Wenus described himself as an "open source absolutist," meaning he believes in always sharing code and software through open source channels. He also identifies as an "e/acc" — which is a school of thinking among AI researchers that refers to wanting to accelerate AI research regardless of the downsides, due to a belief that the upsides will always outweigh them. He said, however, that he would not publish any code relating to this experiment.

He also warned that a terror attack could be orchestrated in the near future using this kind of technology. While people need technical knowledge to engineer such a system, it will become easier and easier to write the software as time passes, partially due to advancements in AI as an assistant in writing code, he noted.

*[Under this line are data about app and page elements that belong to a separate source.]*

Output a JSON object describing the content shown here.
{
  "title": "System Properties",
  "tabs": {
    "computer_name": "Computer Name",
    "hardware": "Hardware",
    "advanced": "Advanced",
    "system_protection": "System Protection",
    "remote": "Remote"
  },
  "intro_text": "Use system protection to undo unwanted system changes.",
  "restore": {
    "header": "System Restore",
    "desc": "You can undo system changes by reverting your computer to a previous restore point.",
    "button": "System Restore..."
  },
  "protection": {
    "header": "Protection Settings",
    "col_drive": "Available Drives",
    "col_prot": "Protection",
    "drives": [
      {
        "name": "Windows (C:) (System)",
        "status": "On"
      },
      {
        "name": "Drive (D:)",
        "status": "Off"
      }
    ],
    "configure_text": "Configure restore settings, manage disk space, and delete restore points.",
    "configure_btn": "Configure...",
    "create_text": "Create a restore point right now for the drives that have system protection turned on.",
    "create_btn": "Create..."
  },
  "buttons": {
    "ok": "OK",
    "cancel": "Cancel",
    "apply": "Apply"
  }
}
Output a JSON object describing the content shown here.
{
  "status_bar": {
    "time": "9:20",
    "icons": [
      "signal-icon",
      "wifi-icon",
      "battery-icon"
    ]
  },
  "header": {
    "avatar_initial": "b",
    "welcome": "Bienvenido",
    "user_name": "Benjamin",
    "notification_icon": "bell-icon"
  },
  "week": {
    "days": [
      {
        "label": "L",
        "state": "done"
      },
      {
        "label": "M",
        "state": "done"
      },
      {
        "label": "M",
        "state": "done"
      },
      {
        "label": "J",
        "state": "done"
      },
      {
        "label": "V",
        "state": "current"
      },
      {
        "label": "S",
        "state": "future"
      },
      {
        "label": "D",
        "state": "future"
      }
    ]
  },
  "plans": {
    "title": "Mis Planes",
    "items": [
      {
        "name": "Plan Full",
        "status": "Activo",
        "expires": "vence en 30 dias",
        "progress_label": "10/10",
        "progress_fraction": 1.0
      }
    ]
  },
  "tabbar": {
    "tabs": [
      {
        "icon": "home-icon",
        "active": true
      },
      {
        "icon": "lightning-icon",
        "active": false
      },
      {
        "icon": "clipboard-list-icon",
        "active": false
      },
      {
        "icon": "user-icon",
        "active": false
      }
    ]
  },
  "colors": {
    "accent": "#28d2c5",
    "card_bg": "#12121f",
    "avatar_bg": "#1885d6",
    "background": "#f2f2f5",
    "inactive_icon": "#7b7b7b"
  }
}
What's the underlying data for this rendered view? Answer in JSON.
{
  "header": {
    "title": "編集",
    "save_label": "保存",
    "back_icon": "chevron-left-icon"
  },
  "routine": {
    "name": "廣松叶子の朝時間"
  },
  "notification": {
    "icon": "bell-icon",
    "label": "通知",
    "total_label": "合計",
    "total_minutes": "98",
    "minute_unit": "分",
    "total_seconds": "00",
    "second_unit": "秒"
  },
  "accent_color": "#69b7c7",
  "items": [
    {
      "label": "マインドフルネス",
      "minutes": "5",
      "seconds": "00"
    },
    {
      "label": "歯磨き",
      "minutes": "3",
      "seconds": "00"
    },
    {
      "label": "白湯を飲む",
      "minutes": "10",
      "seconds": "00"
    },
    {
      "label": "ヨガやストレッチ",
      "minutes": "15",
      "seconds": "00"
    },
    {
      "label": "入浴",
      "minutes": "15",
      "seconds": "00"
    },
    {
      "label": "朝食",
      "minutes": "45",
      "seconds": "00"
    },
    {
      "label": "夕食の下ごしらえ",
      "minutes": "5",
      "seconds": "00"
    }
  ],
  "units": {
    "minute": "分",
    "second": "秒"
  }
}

Wenus said his experiment showed that society urgently needs to build anti-drone systems for civilian spaces where large crowds could gather. There are several countermeasures that society can build, according to Robin Radar, including cameras, acoustic sensors and radar to detect drones. Disrupting them, however, could require technologies such as radio frequency jammers, GPS spoofers, net guns, as well as high-energy lasers.

While such weapons haven't been deployed in civilian environments, they have been previously conceptualized and deployed in the context of warfare. Ukraine, for example, has developed explosive drones in response to Russia's invasion, according to the Wall Street Journal (WSJ).

The U.S. military is also working on ways to build and control swarms of small drones that can attack targets. It follows the U.S. Navy's efforts after it first demonstrated that it could control a swarm of 30 drones with explosives in 2017, according to MIT Technology Review.

Keumars Afifi-Sabet
Channel Editor, Technology

Keumars is the technology editor at Live Science. He has written for a variety of publications including ITPro, The Week Digital, ComputerActive, The Independent, The Observer, Metro and TechRadar Pro. He has worked as a technology journalist for more than five years, having previously held the role of features editor with ITPro. He is an NCTJ-qualified journalist and has a degree in biomedical sciences from Queen Mary, University of London. He's also registered as a foundational chartered manager with the Chartered Management Institute (CMI), having qualified as a Level 3 Team leader with distinction in 2023.